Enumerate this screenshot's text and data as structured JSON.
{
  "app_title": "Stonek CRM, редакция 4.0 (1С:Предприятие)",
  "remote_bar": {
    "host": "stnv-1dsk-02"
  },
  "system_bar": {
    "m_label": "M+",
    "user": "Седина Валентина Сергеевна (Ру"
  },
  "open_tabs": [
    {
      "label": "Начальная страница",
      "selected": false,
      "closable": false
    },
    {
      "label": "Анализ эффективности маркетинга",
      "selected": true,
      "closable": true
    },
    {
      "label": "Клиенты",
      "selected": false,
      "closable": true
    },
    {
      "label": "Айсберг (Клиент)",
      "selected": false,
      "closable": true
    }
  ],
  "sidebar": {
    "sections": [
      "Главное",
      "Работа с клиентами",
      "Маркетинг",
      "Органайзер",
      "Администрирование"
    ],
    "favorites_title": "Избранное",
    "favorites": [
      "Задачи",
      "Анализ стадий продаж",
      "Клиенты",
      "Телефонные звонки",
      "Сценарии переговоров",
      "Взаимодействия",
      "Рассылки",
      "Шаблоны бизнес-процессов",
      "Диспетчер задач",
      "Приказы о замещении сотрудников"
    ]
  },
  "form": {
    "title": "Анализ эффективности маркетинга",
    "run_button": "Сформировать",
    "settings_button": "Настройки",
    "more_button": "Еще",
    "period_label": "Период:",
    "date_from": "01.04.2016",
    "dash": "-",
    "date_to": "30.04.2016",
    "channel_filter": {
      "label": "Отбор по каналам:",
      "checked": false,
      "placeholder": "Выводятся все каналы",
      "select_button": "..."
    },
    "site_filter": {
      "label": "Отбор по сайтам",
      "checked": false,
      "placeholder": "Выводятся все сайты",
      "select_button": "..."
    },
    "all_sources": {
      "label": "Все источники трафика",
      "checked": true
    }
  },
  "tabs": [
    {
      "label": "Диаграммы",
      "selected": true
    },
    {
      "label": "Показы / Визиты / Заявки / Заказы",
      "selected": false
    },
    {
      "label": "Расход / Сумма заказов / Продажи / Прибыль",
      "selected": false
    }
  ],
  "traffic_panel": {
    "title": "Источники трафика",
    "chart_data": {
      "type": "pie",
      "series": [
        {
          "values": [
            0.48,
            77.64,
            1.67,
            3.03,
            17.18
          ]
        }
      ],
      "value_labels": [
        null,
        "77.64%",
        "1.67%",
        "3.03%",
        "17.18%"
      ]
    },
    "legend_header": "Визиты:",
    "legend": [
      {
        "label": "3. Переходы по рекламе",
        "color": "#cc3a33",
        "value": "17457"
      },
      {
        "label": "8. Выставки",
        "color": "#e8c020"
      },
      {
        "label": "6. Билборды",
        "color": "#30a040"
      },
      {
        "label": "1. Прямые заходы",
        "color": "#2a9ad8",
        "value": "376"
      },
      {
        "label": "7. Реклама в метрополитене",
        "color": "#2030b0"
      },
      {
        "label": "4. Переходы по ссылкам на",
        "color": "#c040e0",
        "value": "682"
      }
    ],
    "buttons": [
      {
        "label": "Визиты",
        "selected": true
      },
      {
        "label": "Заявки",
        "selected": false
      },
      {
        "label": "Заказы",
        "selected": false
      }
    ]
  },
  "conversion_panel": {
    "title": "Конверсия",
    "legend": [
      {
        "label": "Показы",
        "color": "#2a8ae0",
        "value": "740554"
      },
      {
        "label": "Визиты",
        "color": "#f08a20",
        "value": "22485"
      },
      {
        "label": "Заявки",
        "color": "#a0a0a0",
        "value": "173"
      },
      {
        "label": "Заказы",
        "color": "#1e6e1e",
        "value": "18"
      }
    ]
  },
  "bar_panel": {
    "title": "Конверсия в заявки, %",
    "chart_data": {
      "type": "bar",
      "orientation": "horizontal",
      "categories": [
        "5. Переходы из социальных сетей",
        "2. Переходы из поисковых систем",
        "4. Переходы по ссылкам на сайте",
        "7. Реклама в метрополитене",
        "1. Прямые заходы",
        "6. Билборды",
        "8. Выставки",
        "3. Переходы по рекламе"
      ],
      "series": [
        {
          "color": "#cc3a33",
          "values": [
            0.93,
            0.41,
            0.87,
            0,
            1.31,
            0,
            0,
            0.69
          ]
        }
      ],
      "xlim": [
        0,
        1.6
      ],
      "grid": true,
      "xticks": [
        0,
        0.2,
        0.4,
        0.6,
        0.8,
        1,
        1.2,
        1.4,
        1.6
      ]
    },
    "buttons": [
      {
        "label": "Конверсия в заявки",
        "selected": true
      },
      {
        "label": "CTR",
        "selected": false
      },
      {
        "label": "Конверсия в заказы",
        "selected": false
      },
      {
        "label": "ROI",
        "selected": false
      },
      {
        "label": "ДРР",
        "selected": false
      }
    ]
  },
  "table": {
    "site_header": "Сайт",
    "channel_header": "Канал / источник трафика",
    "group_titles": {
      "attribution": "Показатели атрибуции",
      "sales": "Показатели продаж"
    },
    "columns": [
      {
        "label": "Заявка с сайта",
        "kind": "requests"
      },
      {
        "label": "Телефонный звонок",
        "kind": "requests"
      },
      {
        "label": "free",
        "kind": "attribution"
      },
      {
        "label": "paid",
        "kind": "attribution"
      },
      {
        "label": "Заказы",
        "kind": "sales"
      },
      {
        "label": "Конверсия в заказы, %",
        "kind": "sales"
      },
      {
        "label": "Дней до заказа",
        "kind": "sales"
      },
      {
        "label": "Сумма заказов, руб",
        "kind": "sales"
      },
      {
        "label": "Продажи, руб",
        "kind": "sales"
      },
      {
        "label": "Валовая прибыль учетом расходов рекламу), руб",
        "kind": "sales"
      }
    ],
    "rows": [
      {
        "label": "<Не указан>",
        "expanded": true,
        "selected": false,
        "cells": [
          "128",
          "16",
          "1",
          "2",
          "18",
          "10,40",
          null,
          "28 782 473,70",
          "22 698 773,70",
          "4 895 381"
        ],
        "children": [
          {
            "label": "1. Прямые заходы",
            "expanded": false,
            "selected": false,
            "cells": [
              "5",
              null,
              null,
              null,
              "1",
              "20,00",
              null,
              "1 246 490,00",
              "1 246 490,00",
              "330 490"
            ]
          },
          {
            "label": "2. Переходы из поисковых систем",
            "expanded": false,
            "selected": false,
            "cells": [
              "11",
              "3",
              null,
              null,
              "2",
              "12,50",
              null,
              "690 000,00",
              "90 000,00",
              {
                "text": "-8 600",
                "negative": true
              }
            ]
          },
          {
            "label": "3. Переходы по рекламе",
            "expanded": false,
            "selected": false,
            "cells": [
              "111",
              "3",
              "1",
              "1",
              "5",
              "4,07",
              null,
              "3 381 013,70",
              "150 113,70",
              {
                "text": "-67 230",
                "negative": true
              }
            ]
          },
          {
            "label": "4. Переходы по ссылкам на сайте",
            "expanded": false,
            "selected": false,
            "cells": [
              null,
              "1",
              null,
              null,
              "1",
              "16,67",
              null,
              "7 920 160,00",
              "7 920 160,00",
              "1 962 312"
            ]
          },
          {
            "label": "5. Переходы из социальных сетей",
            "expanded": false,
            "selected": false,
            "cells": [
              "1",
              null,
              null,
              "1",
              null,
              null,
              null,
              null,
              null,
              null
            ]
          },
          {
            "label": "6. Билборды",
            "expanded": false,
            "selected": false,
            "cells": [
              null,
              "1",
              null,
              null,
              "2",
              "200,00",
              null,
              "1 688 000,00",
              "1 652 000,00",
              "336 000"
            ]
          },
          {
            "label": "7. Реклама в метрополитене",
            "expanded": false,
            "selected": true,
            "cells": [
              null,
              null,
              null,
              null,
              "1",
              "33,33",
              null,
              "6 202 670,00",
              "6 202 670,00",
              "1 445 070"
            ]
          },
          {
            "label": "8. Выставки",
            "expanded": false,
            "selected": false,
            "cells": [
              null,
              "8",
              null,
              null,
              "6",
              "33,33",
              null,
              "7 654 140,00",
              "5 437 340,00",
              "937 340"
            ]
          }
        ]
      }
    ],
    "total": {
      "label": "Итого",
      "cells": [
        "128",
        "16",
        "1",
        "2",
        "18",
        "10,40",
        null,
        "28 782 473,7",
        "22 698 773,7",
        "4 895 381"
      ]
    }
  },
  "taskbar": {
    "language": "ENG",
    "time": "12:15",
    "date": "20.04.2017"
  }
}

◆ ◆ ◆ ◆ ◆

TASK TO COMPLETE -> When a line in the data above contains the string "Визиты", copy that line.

ANSWER SPACE ->
      "label": "Показы / Визиты / Заявки / Заказы",
    "legend_header": "Визиты:",
        "label": "Визиты",
        "label": "Визиты",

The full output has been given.